Dino Mehic, MD from the Medical University of Vienna speaks about Elevated levels of tissue factor pathway inhibitor in patients with mild to moderate bleeding tendency.
Link to Abstract:
Points to Remember -
* TFPI levels are higher in patients with minor bleeding disorders, especially those that have BUC or PFDs.
* There were no genetic changes in the F5 gene that were related to increased TFPI levels.
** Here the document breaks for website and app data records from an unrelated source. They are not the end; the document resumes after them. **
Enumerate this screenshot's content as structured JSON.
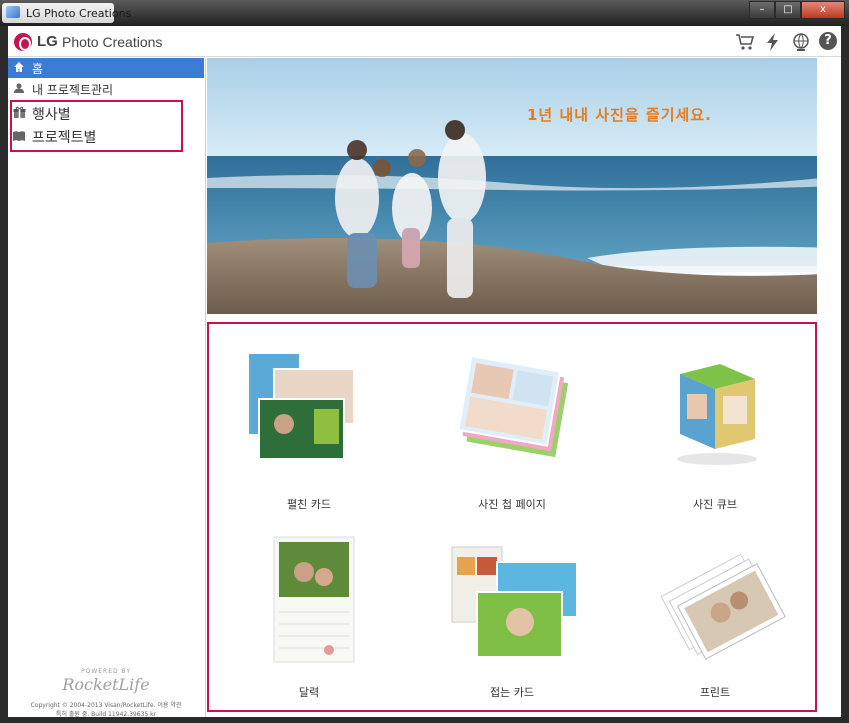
{
  "window": {
    "title": "LG Photo Creations",
    "buttons": [
      "–",
      "□",
      "x"
    ]
  },
  "header": {
    "logo_mark": "LG",
    "logo_name": "Photo Creations",
    "icons": [
      "cart-icon",
      "lightning-icon",
      "globe-icon",
      "help-icon"
    ],
    "help_glyph": "?"
  },
  "sidebar": {
    "items": [
      {
        "label": "홈",
        "icon": "home-icon",
        "active": true
      },
      {
        "label": "내 프로젝트관리",
        "icon": "user-icon",
        "active": false
      },
      {
        "label": "행사별",
        "icon": "gift-icon",
        "active": false
      },
      {
        "label": "프로젝트별",
        "icon": "book-icon",
        "active": false
      }
    ],
    "powered_by": "POWERED BY",
    "rocketlife": "RocketLife",
    "copyright": "Copyright © 2004-2013 Visan/RocketLife. 이용 약관",
    "build": "특허 출원 중. Build 11942.39635 kr"
  },
  "banner": {
    "headline": "1년 내내 사진을 즐기세요."
  },
  "products": [
    {
      "label": "펼친 카드",
      "name": "flat-card"
    },
    {
      "label": "사진 첩 페이지",
      "name": "photo-album-page"
    },
    {
      "label": "사진 큐브",
      "name": "photo-cube"
    },
    {
      "label": "달력",
      "name": "calendar"
    },
    {
      "label": "접는 카드",
      "name": "folded-card"
    },
    {
      "label": "프린트",
      "name": "print"
    }
  ],
  "colors": {
    "accent": "#c8124b",
    "active_nav": "#3b7bd4",
    "headline": "#e57c1e"
  }
}
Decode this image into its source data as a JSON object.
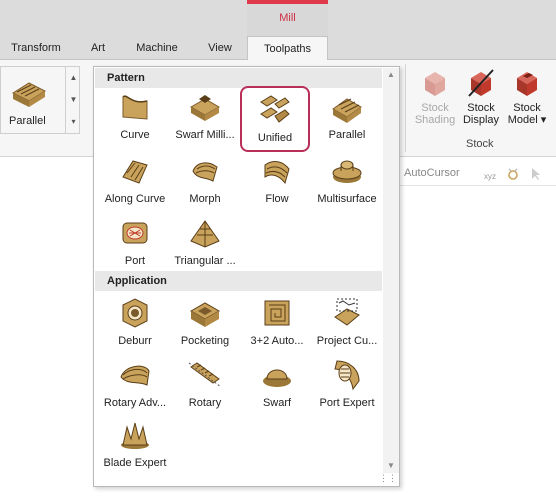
{
  "context_tab": {
    "label": "Mill",
    "color": "#d02e44"
  },
  "tabs": [
    {
      "label": "Transform",
      "active": false
    },
    {
      "label": "Art",
      "active": false
    },
    {
      "label": "Machine",
      "active": false
    },
    {
      "label": "View",
      "active": false
    },
    {
      "label": "Toolpaths",
      "active": true
    }
  ],
  "ribbon": {
    "gallery_selected": "Parallel",
    "stock_buttons": [
      {
        "label_line1": "Stock",
        "label_line2": "Shading",
        "enabled": false,
        "icon": "stock-shading-icon"
      },
      {
        "label_line1": "Stock",
        "label_line2": "Display",
        "enabled": true,
        "icon": "stock-display-icon"
      },
      {
        "label_line1": "Stock",
        "label_line2": "Model ▾",
        "enabled": true,
        "icon": "stock-model-icon"
      }
    ],
    "stock_group_label": "Stock",
    "subtoolbar_text": "AutoCursor"
  },
  "dropdown": {
    "sections": [
      {
        "title": "Pattern"
      },
      {
        "title": "Application"
      }
    ],
    "pattern_items": [
      {
        "label": "Curve",
        "icon": "curve-icon"
      },
      {
        "label": "Swarf Milli...",
        "icon": "swarf-milling-icon"
      },
      {
        "label": "Unified",
        "icon": "unified-icon",
        "selected": true
      },
      {
        "label": "Parallel",
        "icon": "parallel-icon"
      },
      {
        "label": "Along Curve",
        "icon": "along-curve-icon"
      },
      {
        "label": "Morph",
        "icon": "morph-icon"
      },
      {
        "label": "Flow",
        "icon": "flow-icon"
      },
      {
        "label": "Multisurface",
        "icon": "multisurface-icon"
      },
      {
        "label": "Port",
        "icon": "port-icon"
      },
      {
        "label": "Triangular ...",
        "icon": "triangular-icon"
      }
    ],
    "application_items": [
      {
        "label": "Deburr",
        "icon": "deburr-icon"
      },
      {
        "label": "Pocketing",
        "icon": "pocketing-icon"
      },
      {
        "label": "3+2 Auto...",
        "icon": "3plus2-auto-icon"
      },
      {
        "label": "Project Cu...",
        "icon": "project-curve-icon"
      },
      {
        "label": "Rotary Adv...",
        "icon": "rotary-advanced-icon"
      },
      {
        "label": "Rotary",
        "icon": "rotary-icon"
      },
      {
        "label": "Swarf",
        "icon": "swarf-icon"
      },
      {
        "label": "Port Expert",
        "icon": "port-expert-icon"
      },
      {
        "label": "Blade Expert",
        "icon": "blade-expert-icon"
      }
    ]
  },
  "colors": {
    "part_tan": "#c9a35c",
    "part_dark": "#7a5a2a",
    "stock_red": "#c0392b",
    "selection_border": "#b8305a"
  }
}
High levels of tissue factor pathway inhibitor (TFPI) were recently discovered in two families with an unknown bleeding propensity, due to a longer TFPI half-life after binding to a factor V splice variant and variations in the F5 gene. The aim of this research was to look at the relationship between free TFPI and genetic alterations in the F5 gene in a well-characterized population of 620 patients with mild to moderate bleeding tendencies. Patients with leakage have higher TFPI values than stable controls (median [interquartile range], 8.2 [5.5-11.7] vs 7.8 [4.3-11.1]; P =.026). In comparison to stable samples, a higher percentage of patients had free TFPI ratios greater than or equal to the 95th percentile (odds ratio [OR] [95 percent confidence interval (CI)], 2.82 [0.98-8.13]). This was particularly noticeable in patients with no documented bleeding condition (bleeding of uncertain origin [BUC; n = 420]; OR [95 percent CI], 3.03 [1.02-8.98]) and platelet function defects (PFDs) (n = 121; OR [95 percent CI], 3.47 [1.09-11.08]). A rise in free TFPI was linked to a slight thrombin generation delay (longer lag time and time to peak), but not to changes in commonly used global clotting tests. In our patient cohort, we were unable to find any new or established genetic variants in the F5 gene that are linked to free TFPI levels, nor any effect of the single-nucleotide variant rs10800453 on free TFPI levels. Unexpected bleeding, which is more often multifactorial in the majority of patients, maybe caused or contributed by an excess of natural coagulation inhibitors such as TFPI.